#### [Records shown]
>>>>

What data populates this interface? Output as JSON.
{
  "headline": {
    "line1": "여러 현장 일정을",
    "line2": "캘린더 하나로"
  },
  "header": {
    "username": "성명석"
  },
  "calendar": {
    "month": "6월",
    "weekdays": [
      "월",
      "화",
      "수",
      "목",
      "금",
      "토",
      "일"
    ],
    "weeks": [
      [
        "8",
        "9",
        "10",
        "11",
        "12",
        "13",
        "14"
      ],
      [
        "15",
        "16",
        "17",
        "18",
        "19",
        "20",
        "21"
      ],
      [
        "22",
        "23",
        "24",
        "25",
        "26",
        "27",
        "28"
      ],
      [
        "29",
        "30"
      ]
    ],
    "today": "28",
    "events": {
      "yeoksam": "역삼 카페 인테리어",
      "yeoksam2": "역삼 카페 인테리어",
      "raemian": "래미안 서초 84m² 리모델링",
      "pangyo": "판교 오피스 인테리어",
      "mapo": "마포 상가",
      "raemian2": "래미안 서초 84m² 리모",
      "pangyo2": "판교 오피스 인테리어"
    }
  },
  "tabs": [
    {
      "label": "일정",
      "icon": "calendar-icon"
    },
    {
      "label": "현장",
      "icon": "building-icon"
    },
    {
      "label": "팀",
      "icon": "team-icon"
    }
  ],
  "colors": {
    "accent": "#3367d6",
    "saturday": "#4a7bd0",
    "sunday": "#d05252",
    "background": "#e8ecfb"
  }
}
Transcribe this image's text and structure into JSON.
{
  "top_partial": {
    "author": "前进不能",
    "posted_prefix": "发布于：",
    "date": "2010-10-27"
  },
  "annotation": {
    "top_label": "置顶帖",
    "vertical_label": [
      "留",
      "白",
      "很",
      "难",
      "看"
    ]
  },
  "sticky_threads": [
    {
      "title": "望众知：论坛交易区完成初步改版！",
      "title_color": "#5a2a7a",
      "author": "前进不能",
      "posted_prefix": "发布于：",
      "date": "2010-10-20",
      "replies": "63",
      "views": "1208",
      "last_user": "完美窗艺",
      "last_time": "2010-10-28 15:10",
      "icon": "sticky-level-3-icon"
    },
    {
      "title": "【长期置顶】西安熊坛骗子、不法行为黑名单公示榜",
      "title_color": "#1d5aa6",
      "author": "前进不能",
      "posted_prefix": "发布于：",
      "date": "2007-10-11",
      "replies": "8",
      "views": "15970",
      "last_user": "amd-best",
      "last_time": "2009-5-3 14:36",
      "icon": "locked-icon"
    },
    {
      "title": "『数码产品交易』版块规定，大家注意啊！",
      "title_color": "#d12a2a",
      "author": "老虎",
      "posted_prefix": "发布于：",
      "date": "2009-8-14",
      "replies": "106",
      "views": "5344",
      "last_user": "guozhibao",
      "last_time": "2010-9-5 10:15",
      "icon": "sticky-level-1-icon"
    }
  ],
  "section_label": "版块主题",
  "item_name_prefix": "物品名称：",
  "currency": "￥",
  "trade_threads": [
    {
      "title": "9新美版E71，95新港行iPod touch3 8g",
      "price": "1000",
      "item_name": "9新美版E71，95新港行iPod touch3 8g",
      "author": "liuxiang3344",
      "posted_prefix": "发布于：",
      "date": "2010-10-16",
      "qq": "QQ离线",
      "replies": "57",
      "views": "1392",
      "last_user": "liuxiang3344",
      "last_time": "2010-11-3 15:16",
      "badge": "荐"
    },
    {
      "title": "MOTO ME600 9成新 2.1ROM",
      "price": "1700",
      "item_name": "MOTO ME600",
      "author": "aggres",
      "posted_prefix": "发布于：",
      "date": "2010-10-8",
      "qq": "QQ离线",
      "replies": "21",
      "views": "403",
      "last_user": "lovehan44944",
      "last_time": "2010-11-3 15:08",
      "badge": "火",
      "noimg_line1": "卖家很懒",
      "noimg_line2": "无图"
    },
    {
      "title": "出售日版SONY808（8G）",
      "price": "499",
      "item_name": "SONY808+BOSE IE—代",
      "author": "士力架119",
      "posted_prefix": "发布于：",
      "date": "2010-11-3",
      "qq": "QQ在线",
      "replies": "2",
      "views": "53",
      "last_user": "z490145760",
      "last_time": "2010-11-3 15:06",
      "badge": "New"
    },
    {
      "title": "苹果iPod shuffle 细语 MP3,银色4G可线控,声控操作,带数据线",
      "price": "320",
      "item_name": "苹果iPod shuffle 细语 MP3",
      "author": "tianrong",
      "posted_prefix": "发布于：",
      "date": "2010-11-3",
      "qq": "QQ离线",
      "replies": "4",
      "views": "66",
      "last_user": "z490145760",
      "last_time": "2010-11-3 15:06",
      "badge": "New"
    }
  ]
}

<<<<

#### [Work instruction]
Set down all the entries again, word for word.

#### [Answer space]
What data populates this interface? Output as JSON.
{
  "headline": {
    "line1": "여러 현장 일정을",
    "line2": "캘린더 하나로"
  },
  "header": {
    "username": "성명석"
  },
  "calendar": {
    "month": "6월",
    "weekdays": [
      "월",
      "화",
      "수",
      "목",
      "금",
      "토",
      "일"
    ],
    "weeks": [
      [
        "8",
        "9",
        "10",
        "11",
        "12",
        "13",
        "14"
      ],
      [
        "15",
        "16",
        "17",
        "18",
        "19",
        "20",
        "21"
      ],
      [
        "22",
        "23",
        "24",
        "25",
        "26",
        "27",
        "28"
      ],
      [
        "29",
        "30"
      ]
    ],
    "today": "28",
    "events": {
      "yeoksam": "역삼 카페 인테리어",
      "yeoksam2": "역삼 카페 인테리어",
      "raemian": "래미안 서초 84m² 리모델링",
      "pangyo": "판교 오피스 인테리어",
      "mapo": "마포 상가",
      "raemian2": "래미안 서초 84m² 리모",
      "pangyo2": "판교 오피스 인테리어"
    }
  },
  "tabs": [
    {
      "label": "일정",
      "icon": "calendar-icon"
    },
    {
      "label": "현장",
      "icon": "building-icon"
    },
    {
      "label": "팀",
      "icon": "team-icon"
    }
  ],
  "colors": {
    "accent": "#3367d6",
    "saturday": "#4a7bd0",
    "sunday": "#d05252",
    "background": "#e8ecfb"
  }
}
Transcribe this image's text and structure into JSON.
{
  "top_partial": {
    "author": "前进不能",
    "posted_prefix": "发布于：",
    "date": "2010-10-27"
  },
  "annotation": {
    "top_label": "置顶帖",
    "vertical_label": [
      "留",
      "白",
      "很",
      "难",
      "看"
    ]
  },
  "sticky_threads": [
    {
      "title": "望众知：论坛交易区完成初步改版！",
      "title_color": "#5a2a7a",
      "author": "前进不能",
      "posted_prefix": "发布于：",
      "date": "2010-10-20",
      "replies": "63",
      "views": "1208",
      "last_user": "完美窗艺",
      "last_time": "2010-10-28 15:10",
      "icon": "sticky-level-3-icon"
    },
    {
      "title": "【长期置顶】西安熊坛骗子、不法行为黑名单公示榜",
      "title_color": "#1d5aa6",
      "author": "前进不能",
      "posted_prefix": "发布于：",
      "date": "2007-10-11",
      "replies": "8",
      "views": "15970",
      "last_user": "amd-best",
      "last_time": "2009-5-3 14:36",
      "icon": "locked-icon"
    },
    {
      "title": "『数码产品交易』版块规定，大家注意啊！",
      "title_color": "#d12a2a",
      "author": "老虎",
      "posted_prefix": "发布于：",
      "date": "2009-8-14",
      "replies": "106",
      "views": "5344",
      "last_user": "guozhibao",
      "last_time": "2010-9-5 10:15",
      "icon": "sticky-level-1-icon"
    }
  ],
  "section_label": "版块主题",
  "item_name_prefix": "物品名称：",
  "currency": "￥",
  "trade_threads": [
    {
      "title": "9新美版E71，95新港行iPod touch3 8g",
      "price": "1000",
      "item_name": "9新美版E71，95新港行iPod touch3 8g",
      "author": "liuxiang3344",
      "posted_prefix": "发布于：",
      "date": "2010-10-16",
      "qq": "QQ离线",
      "replies": "57",
      "views": "1392",
      "last_user": "liuxiang3344",
      "last_time": "2010-11-3 15:16",
      "badge": "荐"
    },
    {
      "title": "MOTO ME600 9成新 2.1ROM",
      "price": "1700",
      "item_name": "MOTO ME600",
      "author": "aggres",
      "posted_prefix": "发布于：",
      "date": "2010-10-8",
      "qq": "QQ离线",
      "replies": "21",
      "views": "403",
      "last_user": "lovehan44944",
      "last_time": "2010-11-3 15:08",
      "badge": "火",
      "noimg_line1": "卖家很懒",
      "noimg_line2": "无图"
    },
    {
      "title": "出售日版SONY808（8G）",
      "price": "499",
      "item_name": "SONY808+BOSE IE—代",
      "author": "士力架119",
      "posted_prefix": "发布于：",
      "date": "2010-11-3",
      "qq": "QQ在线",
      "replies": "2",
      "views": "53",
      "last_user": "z490145760",
      "last_time": "2010-11-3 15:06",
      "badge": "New"
    },
    {
      "title": "苹果iPod shuffle 细语 MP3,银色4G可线控,声控操作,带数据线",
      "price": "320",
      "item_name": "苹果iPod shuffle 细语 MP3",
      "author": "tianrong",
      "posted_prefix": "发布于：",
      "date": "2010-11-3",
      "qq": "QQ离线",
      "replies": "4",
      "views": "66",
      "last_user": "z490145760",
      "last_time": "2010-11-3 15:06",
      "badge": "New"
    }
  ]
}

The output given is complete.